The Convention divides countries into three main groups according to differing commitments:

Annex I Parties include the industrialized countries that were members of the OECD (Organisation for Economic Co-operation and Development) in 1992, plus countries with economies in transition (the EIT Parties), including the Russian Federation, the Baltic States, and several Central and Eastern European States.

Annex II Parties consist of the OECD members of Annex I, but not the EIT Parties. They are required to provide financial resources to enable developing countries to undertake emissions reduction activities under the Convention and to help them adapt to adverse effects of climate change. In addition, they have to "take all practicable steps" to promote the development and transfer of environmentally friendly technologies to EIT Parties and developing countries. Funding provided by Annex II Parties is channelled mostly through the Convention’s financial mechanism.

Non-Annex I Parties are mostly developing countries. Certain groups of developing countries are recognized by the Convention as being especially vulnerable to the adverse impacts of climate change, including countries with low-lying coastal areas and those prone to desertification and drought. Others (such as countries that rely heavily on income from fossil fuel production and commerce) feel more vulnerable to the potential economic impacts of climate change response measures. The Convention emphasizes activities that promise to answer the special needs and concerns of these vulnerable countries, such as investment, insurance and technology transfer.
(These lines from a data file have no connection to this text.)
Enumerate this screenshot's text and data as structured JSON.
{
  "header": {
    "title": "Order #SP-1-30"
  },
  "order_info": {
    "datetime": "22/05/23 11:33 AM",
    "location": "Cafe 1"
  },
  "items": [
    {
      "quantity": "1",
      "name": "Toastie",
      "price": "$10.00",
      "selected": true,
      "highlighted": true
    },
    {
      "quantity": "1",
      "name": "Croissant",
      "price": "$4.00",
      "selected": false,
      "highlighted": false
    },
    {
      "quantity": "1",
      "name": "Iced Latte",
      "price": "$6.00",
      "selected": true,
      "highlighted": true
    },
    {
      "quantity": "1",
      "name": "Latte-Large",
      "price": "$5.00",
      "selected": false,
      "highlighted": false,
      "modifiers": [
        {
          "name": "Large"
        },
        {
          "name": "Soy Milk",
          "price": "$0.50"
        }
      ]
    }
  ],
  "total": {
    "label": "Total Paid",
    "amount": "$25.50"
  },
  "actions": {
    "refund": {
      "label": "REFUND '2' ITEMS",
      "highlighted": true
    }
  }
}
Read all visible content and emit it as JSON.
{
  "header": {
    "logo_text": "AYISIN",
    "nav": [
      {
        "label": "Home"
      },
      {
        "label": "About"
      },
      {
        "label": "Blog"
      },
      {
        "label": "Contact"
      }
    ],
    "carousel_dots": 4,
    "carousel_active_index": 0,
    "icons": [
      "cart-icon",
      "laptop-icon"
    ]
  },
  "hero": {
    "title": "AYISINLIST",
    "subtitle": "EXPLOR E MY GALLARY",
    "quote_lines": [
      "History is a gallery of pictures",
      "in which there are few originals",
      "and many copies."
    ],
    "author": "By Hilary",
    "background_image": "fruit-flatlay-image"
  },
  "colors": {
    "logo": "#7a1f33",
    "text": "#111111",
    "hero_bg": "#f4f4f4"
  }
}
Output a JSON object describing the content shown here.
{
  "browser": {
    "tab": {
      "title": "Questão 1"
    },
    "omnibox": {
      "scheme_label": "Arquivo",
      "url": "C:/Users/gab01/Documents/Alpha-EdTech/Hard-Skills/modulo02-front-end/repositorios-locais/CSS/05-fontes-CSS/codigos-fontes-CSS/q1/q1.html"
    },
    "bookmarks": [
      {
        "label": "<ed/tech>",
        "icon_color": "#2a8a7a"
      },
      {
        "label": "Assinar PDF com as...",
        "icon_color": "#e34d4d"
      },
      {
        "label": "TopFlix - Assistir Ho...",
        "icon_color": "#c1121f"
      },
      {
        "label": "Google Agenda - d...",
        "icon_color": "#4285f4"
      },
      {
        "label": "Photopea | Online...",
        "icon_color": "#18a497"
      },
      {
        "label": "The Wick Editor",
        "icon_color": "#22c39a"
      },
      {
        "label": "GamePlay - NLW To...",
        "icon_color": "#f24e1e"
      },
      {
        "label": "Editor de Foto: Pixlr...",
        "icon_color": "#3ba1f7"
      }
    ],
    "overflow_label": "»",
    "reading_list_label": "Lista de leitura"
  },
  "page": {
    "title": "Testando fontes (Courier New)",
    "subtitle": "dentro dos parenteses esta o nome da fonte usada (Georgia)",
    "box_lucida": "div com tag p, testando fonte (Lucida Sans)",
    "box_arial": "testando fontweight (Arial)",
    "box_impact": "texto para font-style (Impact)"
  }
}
The 49 Parties classified as least developed countries (LDCs) by the United Nations are given special consideration under the Convention on account of their limited capacity to respond to climate change and adapt to its adverse effects. Parties are urged to take full account of the special situation of LDCs when considering funding and technology-transfer activities.

Observer organizations

Several categories of observer organizations also attend sessions of the COP and its subsidiary bodies. These include representatives of United Nations secretariat units and bodies, such as UNDP, UNEP and UNCTAD, as well as its specialized agencies and related organizations, such as the GEF and WMO/UNEP Intergovernmental Panel on Climate Change (IPCC). Observer organizations include intergovernmental organizations (IGOs), such as the OECD and International Energy Agency (IEA), along with non-governmental organizations (NGOs).

Over 1598 NGOs and 99 IGOs are admitted as observers. The NGOs represent a broad spectrum of interests, and embrace representatives from business and industry, environmental groups, farming and agriculture, indigenous populations, local governments and municipal authorities, research and academic institutes, labour unions, women and gender and youth groups. Constituency groupings have emerged from the above groups to facilitate interaction.